I’ve been reading, for the first time, the book Till We Have Faces by C. S. Lewis. It’s  the myth of Cupid and Psyche, re-told in Lewis’ inimitable fashion.  One of the things that means is that profound, or at least humorous, insights into human nature are thrown into the narrative free of charge.

 In the story, a young woman is mentored by an old Greek philosopher she calls ‘the Fox’. She is desperately trying to get his insight into a terrible difficulty when the following passage occurs:

“Daughter,” said the Fox suddenly (I think no woman, at least no woman who loved you would have done it). “Sleep comes early to old men.  I can hardly keep my eyes open.  Let me go. Perhaps we shall see more clearly in the morning.”

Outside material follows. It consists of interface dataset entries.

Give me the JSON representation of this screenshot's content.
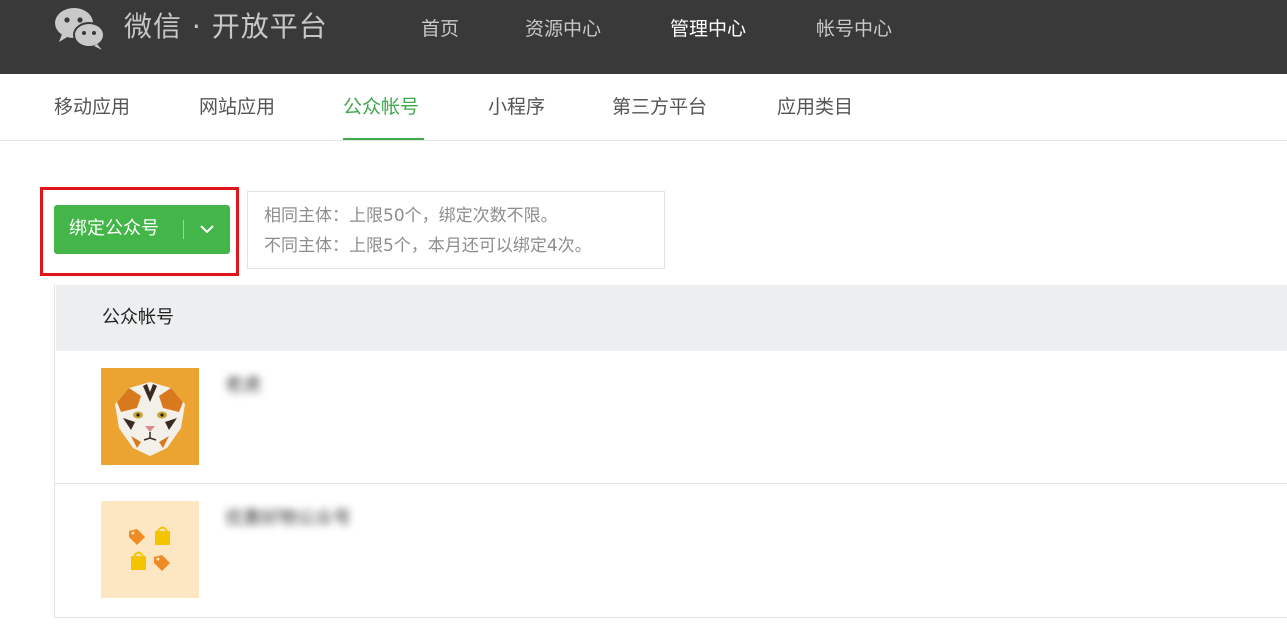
{
  "brand": {
    "title": "微信 · 开放平台",
    "logo_icon": "wechat-logo-icon"
  },
  "top_nav": [
    {
      "label": "首页",
      "active": false
    },
    {
      "label": "资源中心",
      "active": false
    },
    {
      "label": "管理中心",
      "active": true
    },
    {
      "label": "帐号中心",
      "active": false
    }
  ],
  "sub_nav": [
    {
      "label": "移动应用",
      "active": false
    },
    {
      "label": "网站应用",
      "active": false
    },
    {
      "label": "公众帐号",
      "active": true
    },
    {
      "label": "小程序",
      "active": false
    },
    {
      "label": "第三方平台",
      "active": false
    },
    {
      "label": "应用类目",
      "active": false
    }
  ],
  "bind_button": {
    "label": "绑定公众号",
    "dropdown_icon": "chevron-down-icon"
  },
  "limit_note": {
    "line1": "相同主体：上限50个，绑定次数不限。",
    "line2": "不同主体：上限5个，本月还可以绑定4次。"
  },
  "table": {
    "header": "公众帐号",
    "rows": [
      {
        "name": "老虎",
        "avatar_icon": "tiger-avatar-icon"
      },
      {
        "name": "优惠好物公众号",
        "avatar_icon": "shopping-tags-avatar-icon"
      }
    ]
  },
  "colors": {
    "topbar": "#393939",
    "accent_green": "#44b549",
    "active_tab": "#3ea84d",
    "highlight_red": "#e3131a",
    "table_header_bg": "#eceeef"
  }
}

 What could I do but send him away?  This is where men, even the trustiest, fail us.  Their heart is never so wholly given to any matter but that some trifle of a meal, or a drink, or a sleep, or a joke may come in between them and it, and then (even if you ar a queen) you’ll get no more good out of them till they’ve had their way.

Needless to say, I saw myself in this observation.  Gail saw me too! How about you?